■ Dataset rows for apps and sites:

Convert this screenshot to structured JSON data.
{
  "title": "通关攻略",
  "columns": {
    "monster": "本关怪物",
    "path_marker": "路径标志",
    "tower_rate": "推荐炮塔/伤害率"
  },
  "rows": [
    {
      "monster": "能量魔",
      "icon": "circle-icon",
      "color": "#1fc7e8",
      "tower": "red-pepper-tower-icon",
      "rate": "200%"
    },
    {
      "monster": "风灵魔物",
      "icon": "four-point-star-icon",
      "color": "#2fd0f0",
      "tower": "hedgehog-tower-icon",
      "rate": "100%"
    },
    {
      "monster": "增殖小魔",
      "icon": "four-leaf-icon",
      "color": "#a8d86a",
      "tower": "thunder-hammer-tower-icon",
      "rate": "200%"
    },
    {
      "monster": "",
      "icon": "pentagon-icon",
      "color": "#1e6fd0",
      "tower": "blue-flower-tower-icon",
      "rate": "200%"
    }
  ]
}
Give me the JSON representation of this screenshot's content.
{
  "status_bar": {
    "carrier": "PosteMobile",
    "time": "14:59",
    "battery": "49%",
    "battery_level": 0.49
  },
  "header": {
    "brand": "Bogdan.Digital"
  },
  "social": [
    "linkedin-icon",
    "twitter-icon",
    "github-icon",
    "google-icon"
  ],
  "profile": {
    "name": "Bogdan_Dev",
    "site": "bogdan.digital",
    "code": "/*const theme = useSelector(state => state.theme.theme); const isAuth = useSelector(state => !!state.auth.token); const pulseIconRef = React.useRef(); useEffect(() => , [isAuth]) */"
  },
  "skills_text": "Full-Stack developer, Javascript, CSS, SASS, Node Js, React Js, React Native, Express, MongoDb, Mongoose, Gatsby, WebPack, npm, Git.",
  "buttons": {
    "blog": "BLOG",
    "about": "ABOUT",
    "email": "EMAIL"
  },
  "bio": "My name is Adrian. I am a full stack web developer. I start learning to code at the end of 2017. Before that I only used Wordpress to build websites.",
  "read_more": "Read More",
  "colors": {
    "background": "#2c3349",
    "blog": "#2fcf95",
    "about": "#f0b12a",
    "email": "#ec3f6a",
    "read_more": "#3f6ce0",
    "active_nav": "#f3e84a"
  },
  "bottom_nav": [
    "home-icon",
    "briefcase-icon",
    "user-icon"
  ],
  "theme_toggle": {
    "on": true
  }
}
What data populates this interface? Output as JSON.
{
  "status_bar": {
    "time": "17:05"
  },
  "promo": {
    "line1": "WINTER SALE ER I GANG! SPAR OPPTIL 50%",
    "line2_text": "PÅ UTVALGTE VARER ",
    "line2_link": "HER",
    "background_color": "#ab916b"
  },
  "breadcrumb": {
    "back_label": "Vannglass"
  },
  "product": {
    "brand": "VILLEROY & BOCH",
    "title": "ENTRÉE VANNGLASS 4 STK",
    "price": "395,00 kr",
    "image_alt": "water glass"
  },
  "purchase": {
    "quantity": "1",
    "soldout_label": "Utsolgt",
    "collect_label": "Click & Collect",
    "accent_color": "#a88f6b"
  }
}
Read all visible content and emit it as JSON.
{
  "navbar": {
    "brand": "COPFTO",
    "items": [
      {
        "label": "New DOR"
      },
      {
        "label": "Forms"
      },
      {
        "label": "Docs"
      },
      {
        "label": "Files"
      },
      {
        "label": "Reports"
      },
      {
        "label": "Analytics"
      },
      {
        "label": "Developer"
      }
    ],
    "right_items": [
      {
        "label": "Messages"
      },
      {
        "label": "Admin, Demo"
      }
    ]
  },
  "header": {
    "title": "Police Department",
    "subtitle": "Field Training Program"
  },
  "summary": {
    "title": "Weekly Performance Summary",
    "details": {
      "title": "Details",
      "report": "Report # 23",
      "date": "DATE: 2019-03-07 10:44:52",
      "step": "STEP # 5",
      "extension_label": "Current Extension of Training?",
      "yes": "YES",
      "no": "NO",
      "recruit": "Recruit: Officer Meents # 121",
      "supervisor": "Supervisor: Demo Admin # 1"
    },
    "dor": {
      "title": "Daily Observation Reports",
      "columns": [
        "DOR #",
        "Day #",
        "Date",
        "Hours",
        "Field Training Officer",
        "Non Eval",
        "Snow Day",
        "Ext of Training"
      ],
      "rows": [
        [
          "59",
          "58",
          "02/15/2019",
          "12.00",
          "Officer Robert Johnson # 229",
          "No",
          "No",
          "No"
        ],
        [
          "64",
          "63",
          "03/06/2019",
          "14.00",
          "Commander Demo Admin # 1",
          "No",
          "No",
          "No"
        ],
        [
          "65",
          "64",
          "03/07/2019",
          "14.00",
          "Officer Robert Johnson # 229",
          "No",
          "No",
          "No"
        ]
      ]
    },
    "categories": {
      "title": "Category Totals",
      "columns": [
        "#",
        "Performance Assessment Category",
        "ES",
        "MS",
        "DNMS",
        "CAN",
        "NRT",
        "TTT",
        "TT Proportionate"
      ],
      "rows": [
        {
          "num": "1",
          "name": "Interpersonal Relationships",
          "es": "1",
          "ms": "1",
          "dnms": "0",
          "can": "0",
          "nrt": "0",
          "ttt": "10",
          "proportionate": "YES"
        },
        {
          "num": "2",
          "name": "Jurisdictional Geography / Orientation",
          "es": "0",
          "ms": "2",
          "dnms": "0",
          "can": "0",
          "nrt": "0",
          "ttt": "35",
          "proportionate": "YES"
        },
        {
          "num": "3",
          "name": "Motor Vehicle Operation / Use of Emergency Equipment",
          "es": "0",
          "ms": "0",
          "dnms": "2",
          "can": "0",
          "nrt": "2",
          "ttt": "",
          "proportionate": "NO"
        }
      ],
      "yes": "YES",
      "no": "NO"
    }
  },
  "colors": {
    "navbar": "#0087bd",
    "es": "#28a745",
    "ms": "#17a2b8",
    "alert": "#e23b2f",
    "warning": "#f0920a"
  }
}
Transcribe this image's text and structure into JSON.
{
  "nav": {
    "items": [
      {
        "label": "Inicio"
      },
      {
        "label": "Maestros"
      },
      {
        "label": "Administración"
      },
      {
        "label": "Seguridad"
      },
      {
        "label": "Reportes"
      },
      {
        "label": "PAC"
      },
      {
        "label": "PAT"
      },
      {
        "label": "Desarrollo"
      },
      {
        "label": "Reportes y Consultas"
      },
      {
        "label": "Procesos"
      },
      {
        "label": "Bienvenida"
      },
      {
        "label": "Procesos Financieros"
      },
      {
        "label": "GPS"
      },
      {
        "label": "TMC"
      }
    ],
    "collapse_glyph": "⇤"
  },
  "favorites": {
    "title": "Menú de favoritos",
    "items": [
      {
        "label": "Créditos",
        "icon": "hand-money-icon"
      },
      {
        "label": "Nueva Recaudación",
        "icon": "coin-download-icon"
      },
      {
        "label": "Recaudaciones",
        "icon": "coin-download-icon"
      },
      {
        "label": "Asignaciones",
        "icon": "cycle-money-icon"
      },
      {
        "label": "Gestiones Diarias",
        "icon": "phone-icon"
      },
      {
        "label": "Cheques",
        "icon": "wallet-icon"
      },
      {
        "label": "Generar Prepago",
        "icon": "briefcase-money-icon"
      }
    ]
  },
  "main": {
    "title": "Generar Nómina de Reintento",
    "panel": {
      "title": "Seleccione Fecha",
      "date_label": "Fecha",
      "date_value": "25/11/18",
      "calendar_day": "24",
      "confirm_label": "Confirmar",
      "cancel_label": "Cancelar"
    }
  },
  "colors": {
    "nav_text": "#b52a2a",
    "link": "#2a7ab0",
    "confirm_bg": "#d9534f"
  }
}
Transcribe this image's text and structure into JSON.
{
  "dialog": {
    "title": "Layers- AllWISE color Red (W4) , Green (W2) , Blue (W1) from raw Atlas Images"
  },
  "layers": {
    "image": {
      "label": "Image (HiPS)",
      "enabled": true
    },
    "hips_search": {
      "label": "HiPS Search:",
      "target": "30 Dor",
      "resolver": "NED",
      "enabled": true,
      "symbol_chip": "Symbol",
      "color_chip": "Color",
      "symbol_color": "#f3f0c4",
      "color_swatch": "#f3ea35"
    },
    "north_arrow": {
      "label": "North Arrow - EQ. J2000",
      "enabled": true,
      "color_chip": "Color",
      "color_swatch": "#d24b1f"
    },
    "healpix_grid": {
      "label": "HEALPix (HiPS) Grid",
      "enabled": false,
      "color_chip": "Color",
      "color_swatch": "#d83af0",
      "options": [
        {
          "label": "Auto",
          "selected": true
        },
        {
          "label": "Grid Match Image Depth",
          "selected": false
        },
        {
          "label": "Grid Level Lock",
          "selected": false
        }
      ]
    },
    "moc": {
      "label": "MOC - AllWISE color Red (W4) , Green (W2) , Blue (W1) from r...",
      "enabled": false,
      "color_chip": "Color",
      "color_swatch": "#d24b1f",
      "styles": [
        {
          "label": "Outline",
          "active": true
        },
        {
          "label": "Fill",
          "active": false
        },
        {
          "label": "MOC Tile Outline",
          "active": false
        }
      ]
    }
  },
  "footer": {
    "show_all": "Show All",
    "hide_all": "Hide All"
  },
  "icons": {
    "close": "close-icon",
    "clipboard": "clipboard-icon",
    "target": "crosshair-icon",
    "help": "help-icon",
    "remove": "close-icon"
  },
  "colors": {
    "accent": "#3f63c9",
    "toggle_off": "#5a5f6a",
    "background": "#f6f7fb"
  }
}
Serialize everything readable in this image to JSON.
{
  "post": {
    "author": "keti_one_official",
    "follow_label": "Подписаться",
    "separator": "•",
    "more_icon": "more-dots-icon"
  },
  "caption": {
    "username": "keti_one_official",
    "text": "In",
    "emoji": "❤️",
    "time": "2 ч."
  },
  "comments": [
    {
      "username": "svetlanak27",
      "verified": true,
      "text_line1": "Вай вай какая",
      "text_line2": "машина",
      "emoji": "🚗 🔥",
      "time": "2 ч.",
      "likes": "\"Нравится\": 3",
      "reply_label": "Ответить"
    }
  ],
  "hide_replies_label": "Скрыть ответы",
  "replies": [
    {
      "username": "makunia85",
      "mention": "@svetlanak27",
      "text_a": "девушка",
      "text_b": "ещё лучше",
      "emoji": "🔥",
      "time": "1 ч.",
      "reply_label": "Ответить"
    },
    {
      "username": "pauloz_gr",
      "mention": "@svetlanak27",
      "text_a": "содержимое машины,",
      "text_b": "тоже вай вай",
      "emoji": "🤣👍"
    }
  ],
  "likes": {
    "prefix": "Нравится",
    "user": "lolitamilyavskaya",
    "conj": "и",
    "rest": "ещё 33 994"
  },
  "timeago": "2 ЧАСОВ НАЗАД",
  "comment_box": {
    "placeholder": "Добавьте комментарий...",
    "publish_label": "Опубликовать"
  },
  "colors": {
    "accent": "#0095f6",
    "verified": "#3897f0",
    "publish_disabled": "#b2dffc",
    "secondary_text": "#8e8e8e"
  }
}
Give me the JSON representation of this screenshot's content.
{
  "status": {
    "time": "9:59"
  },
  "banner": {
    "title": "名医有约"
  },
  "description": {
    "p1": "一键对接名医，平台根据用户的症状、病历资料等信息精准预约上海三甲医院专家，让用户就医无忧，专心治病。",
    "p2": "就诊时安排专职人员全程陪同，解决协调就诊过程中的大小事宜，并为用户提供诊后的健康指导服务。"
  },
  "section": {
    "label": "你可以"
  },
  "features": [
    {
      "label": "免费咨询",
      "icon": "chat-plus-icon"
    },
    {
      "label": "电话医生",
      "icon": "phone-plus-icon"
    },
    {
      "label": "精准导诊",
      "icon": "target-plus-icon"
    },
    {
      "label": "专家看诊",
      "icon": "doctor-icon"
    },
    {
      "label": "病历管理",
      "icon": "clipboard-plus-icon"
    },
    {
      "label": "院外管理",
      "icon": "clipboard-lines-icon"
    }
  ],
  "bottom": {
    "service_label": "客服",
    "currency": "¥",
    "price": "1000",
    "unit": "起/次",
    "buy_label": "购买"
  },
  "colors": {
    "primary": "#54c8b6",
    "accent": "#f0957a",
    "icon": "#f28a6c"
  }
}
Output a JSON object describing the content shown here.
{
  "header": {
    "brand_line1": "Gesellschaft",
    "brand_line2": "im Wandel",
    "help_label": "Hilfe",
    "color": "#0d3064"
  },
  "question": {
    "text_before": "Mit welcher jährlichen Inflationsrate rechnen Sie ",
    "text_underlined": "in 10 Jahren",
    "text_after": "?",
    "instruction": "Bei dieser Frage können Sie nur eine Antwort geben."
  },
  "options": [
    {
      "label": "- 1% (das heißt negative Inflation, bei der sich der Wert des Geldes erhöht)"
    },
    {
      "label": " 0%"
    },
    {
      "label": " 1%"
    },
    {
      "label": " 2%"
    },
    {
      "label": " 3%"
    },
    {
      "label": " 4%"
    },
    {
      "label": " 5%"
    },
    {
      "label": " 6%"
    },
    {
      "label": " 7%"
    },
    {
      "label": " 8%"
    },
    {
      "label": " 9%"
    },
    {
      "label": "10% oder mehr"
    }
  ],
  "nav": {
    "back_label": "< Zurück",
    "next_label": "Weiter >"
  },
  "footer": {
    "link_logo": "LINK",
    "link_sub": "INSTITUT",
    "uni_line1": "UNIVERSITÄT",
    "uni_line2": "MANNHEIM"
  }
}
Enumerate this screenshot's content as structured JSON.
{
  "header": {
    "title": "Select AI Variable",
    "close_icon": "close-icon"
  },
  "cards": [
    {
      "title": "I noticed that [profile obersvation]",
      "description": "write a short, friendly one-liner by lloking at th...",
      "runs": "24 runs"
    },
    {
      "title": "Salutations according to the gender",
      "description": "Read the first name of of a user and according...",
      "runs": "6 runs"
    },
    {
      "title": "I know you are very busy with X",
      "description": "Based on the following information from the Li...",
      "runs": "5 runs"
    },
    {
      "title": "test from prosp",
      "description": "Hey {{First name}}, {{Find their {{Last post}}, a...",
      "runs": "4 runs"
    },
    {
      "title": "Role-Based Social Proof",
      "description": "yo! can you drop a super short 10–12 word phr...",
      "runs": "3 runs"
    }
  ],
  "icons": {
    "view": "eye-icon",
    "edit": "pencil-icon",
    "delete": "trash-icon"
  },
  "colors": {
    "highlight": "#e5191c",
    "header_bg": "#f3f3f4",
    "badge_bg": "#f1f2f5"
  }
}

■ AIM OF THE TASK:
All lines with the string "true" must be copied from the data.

■ EXERCISE ANSWER:
    "on": true
      "enabled": true
      "enabled": true,
      "enabled": true,
          "selected": true
          "active": true
      "verified": true,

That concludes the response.